- Butter is too soft, this makes the dough crumble
- Greasy dough structure, thereby an longer dough development time
- Due to the longer working of the dough the risk of overkneading increases
Egg yolks contain significant amounts of fat and there is a relatively large amount of lecithin in them. The lecithin can have an emulsifying effect on dough. In addition to this positive effect on the wheat gluten, the gas retention capacity of the gluten is also improved.
Doughs with whole eggs are easier to stretch and are more pliable. The processing is easier and the fermentation tolerance is better. With the addition of whole eggs or egg yolks, the volume of the yeasted baked goods can be greatly increased and the period of freshness extended. If only egg white is used, the result is more of a straw-like crumb. To increase the tenderness of the crumb, the whole egg or egg yolk content should be increased.
The addition of sugar to a dough always means that the amount of liquid must be reduced. The dough becomes shorter, more pliable, but not fluffy. The dissolved sugar ensures that the yeast’s activity is slowed down. The yeast needs correspondingly longer for sufficient leavening.
The effect of the sugar is strongly dependent on the amount added. Between 2 and 5% based on the amount of flour, there is an increase in volume, at more than 12% the volume of the baked goods decreases significantly and leavening is limited.
Sugar increases the browning of the pastry. They also get crisper, but after a short time they lose their crispness because the sugary crust is thinner. It absorbs moisture from the air more quickly and makes the crust soften after a short time.
The yeast content must be increased accordingly depending on the addition of butter and sugar. Yeast amounts between 5 and 8% based on flour are normal (for me it is 5%).
The salt content is between 1 and 2% based on flour. In some cases, even smaller amounts are suggested. These values are notable because considerable amounts of fat, sugar and fruits are added to these doughs. The salt can be dosed so low because, in addition to the salt, flavor is also added. But there is no reason to stay well below 2%, since the amount of salt stabilizes the gluten and contributes to a clear taste.
For a soft sweet yeast dough / 900g dough weight
- 530g Wheat flour Type 700
- 200g Whole egg
- 250g Butter (add after 4-5 minutes in 2 intervals)
- 50g Milk 10°C

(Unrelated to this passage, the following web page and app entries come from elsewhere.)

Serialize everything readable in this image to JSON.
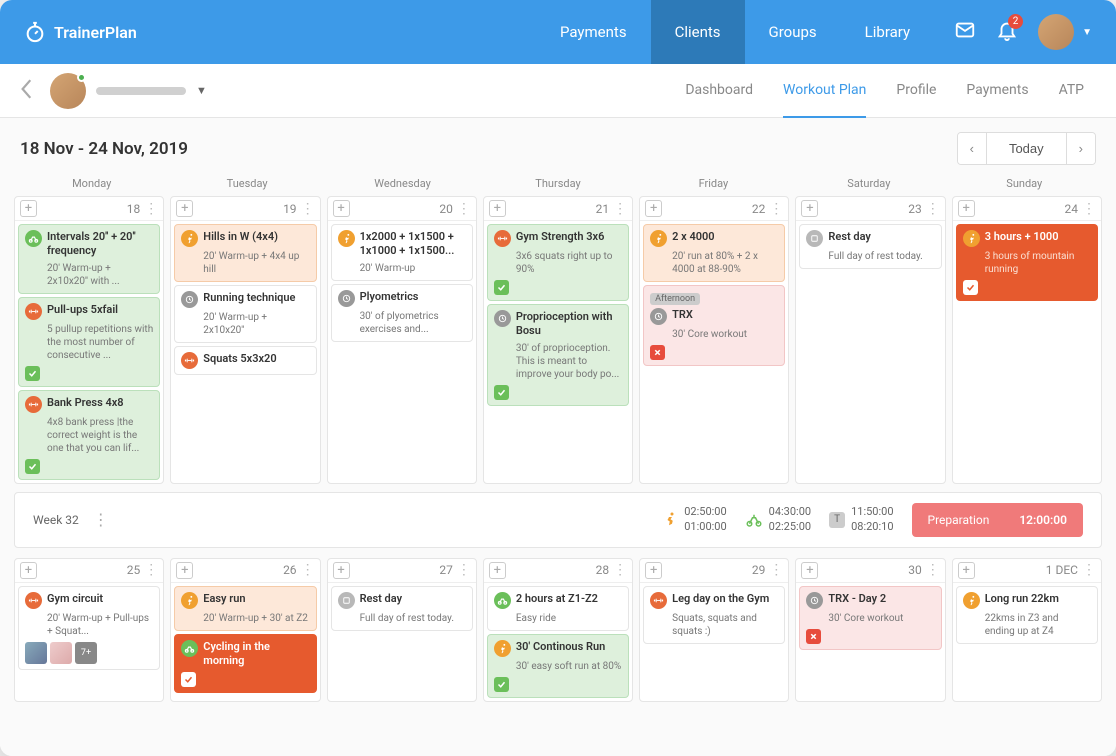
{
  "brand": "TrainerPlan",
  "topnav": [
    "Payments",
    "Clients",
    "Groups",
    "Library"
  ],
  "topnav_active": 1,
  "notif_count": "2",
  "subtabs": [
    "Dashboard",
    "Workout Plan",
    "Profile",
    "Payments",
    "ATP"
  ],
  "subtab_active": 1,
  "date_range": "18 Nov - 24 Nov, 2019",
  "today_label": "Today",
  "weekdays": [
    "Monday",
    "Tuesday",
    "Wednesday",
    "Thursday",
    "Friday",
    "Saturday",
    "Sunday"
  ],
  "week1": {
    "num": "Week 32",
    "days": [
      {
        "d": "18",
        "cards": [
          {
            "t": "Intervals 20'' + 20'' frequency",
            "s": "20' Warm-up + 2x10x20'' with ...",
            "i": "bike",
            "cls": "green",
            "chk": false
          },
          {
            "t": "Pull-ups 5xfail",
            "s": "5 pullup repetitions with the most number of consecutive ...",
            "i": "strength",
            "cls": "green",
            "chk": "green"
          },
          {
            "t": "Bank Press 4x8",
            "s": "4x8 bank press |the correct weight is the one that you can lif...",
            "i": "strength",
            "cls": "green",
            "chk": "green"
          }
        ]
      },
      {
        "d": "19",
        "cards": [
          {
            "t": "Hills in W (4x4)",
            "s": "20' Warm-up + 4x4 up hill",
            "i": "run",
            "cls": "orange-light"
          },
          {
            "t": "Running technique",
            "s": "20' Warm-up + 2x10x20''",
            "i": "gray",
            "cls": "white"
          },
          {
            "t": "Squats 5x3x20",
            "s": "",
            "i": "strength",
            "cls": "white"
          }
        ]
      },
      {
        "d": "20",
        "cards": [
          {
            "t": "1x2000 + 1x1500 + 1x1000 + 1x1500...",
            "s": "20' Warm-up",
            "i": "run",
            "cls": "white"
          },
          {
            "t": "Plyometrics",
            "s": "30' of plyometrics exercises and...",
            "i": "gray",
            "cls": "white"
          }
        ]
      },
      {
        "d": "21",
        "cards": [
          {
            "t": "Gym Strength 3x6",
            "s": "3x6 squats right up to 90%",
            "i": "strength",
            "cls": "green",
            "chk": "green"
          },
          {
            "t": "Proprioception with Bosu",
            "s": "30' of proprioception. This is meant to improve your body po...",
            "i": "gray",
            "cls": "green",
            "chk": "green"
          }
        ]
      },
      {
        "d": "22",
        "cards": [
          {
            "t": "2 x 4000",
            "s": "20' run at 80% + 2 x 4000 at 88-90%",
            "i": "run",
            "cls": "orange-light"
          },
          {
            "tag": "Afternoon",
            "t": "TRX",
            "s": "30' Core workout",
            "i": "gray",
            "cls": "pink",
            "chk": "red"
          }
        ]
      },
      {
        "d": "23",
        "cards": [
          {
            "t": "Rest day",
            "s": "Full day of rest today.",
            "i": "rest",
            "cls": "white"
          }
        ]
      },
      {
        "d": "24",
        "cards": [
          {
            "t": "3 hours + 1000",
            "s": "3 hours of mountain running",
            "i": "run",
            "cls": "orange",
            "chk": "white"
          }
        ]
      }
    ],
    "stats": {
      "run": {
        "a": "02:50:00",
        "b": "01:00:00"
      },
      "bike": {
        "a": "04:30:00",
        "b": "02:25:00"
      },
      "t": {
        "a": "11:50:00",
        "b": "08:20:10"
      }
    },
    "prep": {
      "label": "Preparation",
      "time": "12:00:00"
    }
  },
  "week2": {
    "days": [
      {
        "d": "25",
        "cards": [
          {
            "t": "Gym circuit",
            "s": "20' Warm-up + Pull-ups + Squat...",
            "i": "strength",
            "cls": "white",
            "thumbs": true
          }
        ]
      },
      {
        "d": "26",
        "cards": [
          {
            "t": "Easy run",
            "s": "20' Warm-up + 30' at Z2",
            "i": "run",
            "cls": "orange-light"
          },
          {
            "t": "Cycling in the morning",
            "s": "",
            "i": "bike",
            "cls": "orange",
            "chk": "white"
          }
        ]
      },
      {
        "d": "27",
        "cards": [
          {
            "t": "Rest day",
            "s": "Full day of rest today.",
            "i": "rest",
            "cls": "white"
          }
        ]
      },
      {
        "d": "28",
        "cards": [
          {
            "t": "2 hours at Z1-Z2",
            "s": "Easy ride",
            "i": "bike",
            "cls": "white"
          },
          {
            "t": "30' Continous Run",
            "s": "30' easy soft run at 80%",
            "i": "run",
            "cls": "green",
            "chk": "green"
          }
        ]
      },
      {
        "d": "29",
        "cards": [
          {
            "t": "Leg day on the Gym",
            "s": "Squats, squats and squats :)",
            "i": "strength",
            "cls": "white"
          }
        ]
      },
      {
        "d": "30",
        "cards": [
          {
            "t": "TRX - Day 2",
            "s": "30' Core workout",
            "i": "gray",
            "cls": "pink",
            "chk": "red"
          }
        ]
      },
      {
        "d": "1 DEC",
        "cards": [
          {
            "t": "Long run 22km",
            "s": "22kms in Z3 and ending up at Z4",
            "i": "run",
            "cls": "white"
          }
        ]
      }
    ]
  },
  "thumbs_more": "7+"
}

- 50g Granulated sugar, fine (dissolved in milk)
- 25g Yeast
- 8g Liquid malt or honey (dissolved in milk)
- 12g Salt
- + Flavorings (orange and lemon zest) if you want!!

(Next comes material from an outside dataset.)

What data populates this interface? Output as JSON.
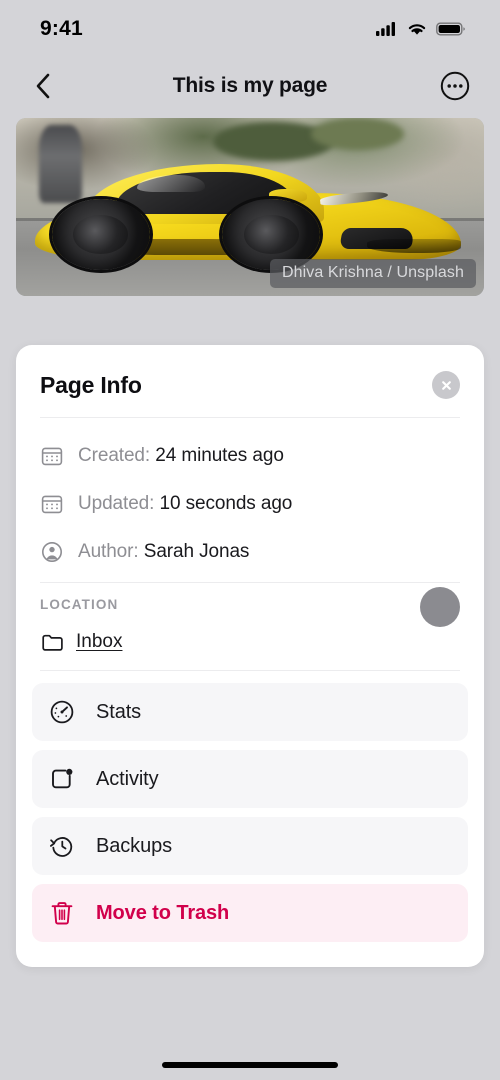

- Mix all ingredients except for butter, first for 4-5 minutes. Then add the butter in 2 intervals and mix another 8 minutes slowly. If you would like Alle Zutaten außer Butter zuerst 4-5 Minuten langsam mischen. Danach die Butter in zwei Intervallen beigeben und weitere 8 Minuten langsam mischen. If you would like to, you can mix a sponge from yeast, milk and the same proportion of flour (maturing time 60 minutes).
- Then knead the dough on a fast speed until it begins to release from the side of the mixing bowl.
- Then place the dough in a bowl, place the lid on and store it in the refrigerator.
- Let the dough mature in the refrigerator at 4° for 12-18 hours!
- The brioche dough must be worked directly from the refrigerator.
- Portion the dough into 60g pieces and loosely roll into dough balls.
- After a 10 minutes relaxation, roll the dough into 35-40cm long dough strands and loosely roll up into snail shapes.
- Place the shaped snails immediately onto baking paper.
- Cover with a tea towel and allow to proof.
- After a volume increase of ⅓, brush the snails with egg and bake at 210°C reduced to 190°C until golden brown.
- I normally bake small brioche at a constant temperature of 215 °C, but the high amount of butter in the recipe requires a longer baking time!
- 250g Powdered sugar
- 2Tbsp Lemon juice
- 3-4Tbsp Water
For the glaze, stir together the powdered sugar, lemon juice, and water until smooth. Spread the glaze over the baked snails and allow to dry.